PONTANVS FECIT: Inscriptions and Artistic Authorship in the Pontano Chapel
Published Web Locationhttps://doi.org/10.5070/C331009008

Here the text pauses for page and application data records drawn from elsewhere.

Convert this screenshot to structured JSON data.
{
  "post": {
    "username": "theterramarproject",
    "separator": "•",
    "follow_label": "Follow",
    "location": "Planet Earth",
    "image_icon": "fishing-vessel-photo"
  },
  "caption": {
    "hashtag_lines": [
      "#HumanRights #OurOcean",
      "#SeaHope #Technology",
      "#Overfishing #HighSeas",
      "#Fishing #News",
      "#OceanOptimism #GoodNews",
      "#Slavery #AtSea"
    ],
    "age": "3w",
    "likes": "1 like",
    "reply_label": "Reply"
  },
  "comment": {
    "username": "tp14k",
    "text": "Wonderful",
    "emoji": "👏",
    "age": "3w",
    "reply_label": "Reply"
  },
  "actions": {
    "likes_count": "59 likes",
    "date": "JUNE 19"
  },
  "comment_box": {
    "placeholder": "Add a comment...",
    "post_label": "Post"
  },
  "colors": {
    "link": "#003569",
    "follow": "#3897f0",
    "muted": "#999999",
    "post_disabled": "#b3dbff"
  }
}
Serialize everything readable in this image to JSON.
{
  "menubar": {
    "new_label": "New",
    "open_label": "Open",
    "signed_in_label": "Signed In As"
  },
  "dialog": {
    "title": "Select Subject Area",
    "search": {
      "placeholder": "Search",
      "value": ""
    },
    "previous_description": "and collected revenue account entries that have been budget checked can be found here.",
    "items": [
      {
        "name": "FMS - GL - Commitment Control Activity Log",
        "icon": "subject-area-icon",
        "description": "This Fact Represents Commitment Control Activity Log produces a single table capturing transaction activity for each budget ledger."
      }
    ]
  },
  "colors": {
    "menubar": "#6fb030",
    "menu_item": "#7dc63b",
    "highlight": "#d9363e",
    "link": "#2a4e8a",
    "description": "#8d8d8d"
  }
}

Built between 1490 and 1492, the chapel of the humanist Giovanni Pontano is one of the most interesting and controversial cases of fifteenth-century Neapolitan architecture. The chapel has been attributed to different architects including Fra Giocondo, Francesco di Giorgio Martini, and Baccio Pontelli; however, none of these attributions can be considered conclusive. Pontano himself discourages us from trying to propose a new name in addition to those which have already been suggested, by repeatedly signing the pavement of the chapel with an unequivocal Pontanus fecit. This feature has never been remarked upon by historians, yet Pontano’s inscription should be seen as a true signature of the work and represents a central element for our understanding of the building and above all of Pontano’s relationship with the artistic culture of his time. Wishing to inform posterity about who was responsible for the chapel, he proposes himself as its only true auctor. This matches perfectly what the humanist would shortly afterwards express in his treatise De magnificentia, in which he describes the patron as the auctor of the work of art who through his knowledge of architecture and sculpture is thereby able to show the architect and sculptor the means how they might achieve magnificence in the artistic work which they are going to carry out on his behalf. Pontano’s use of such signatures reflects a precise humanistic interest in artists’ signatures which emerged at the end of the fifteenth century and which led to the resumption of this practice in antiquarian terms. While the graphic form of the inscription in capital letters and its arrangement within a scroll show a careful observation of ancient monuments, the wording of the sentence with the name in the nominative and the verb facere, employed in the perfect tense (fecit), reveals a precise ancient literary source. Pontano’s signature is an accurate quotation from Pliny’s preface to the first book of the Naturalis Historia. With his choice of the inscription Pontanus fecit, Pontano is consciously making a precise statement: he not only communicates his role as the author of the chapel, as well as its patron, but also expresses his conviction that he has perfected the work of art to his full satisfaction and does not have to fear the judgment of posterity.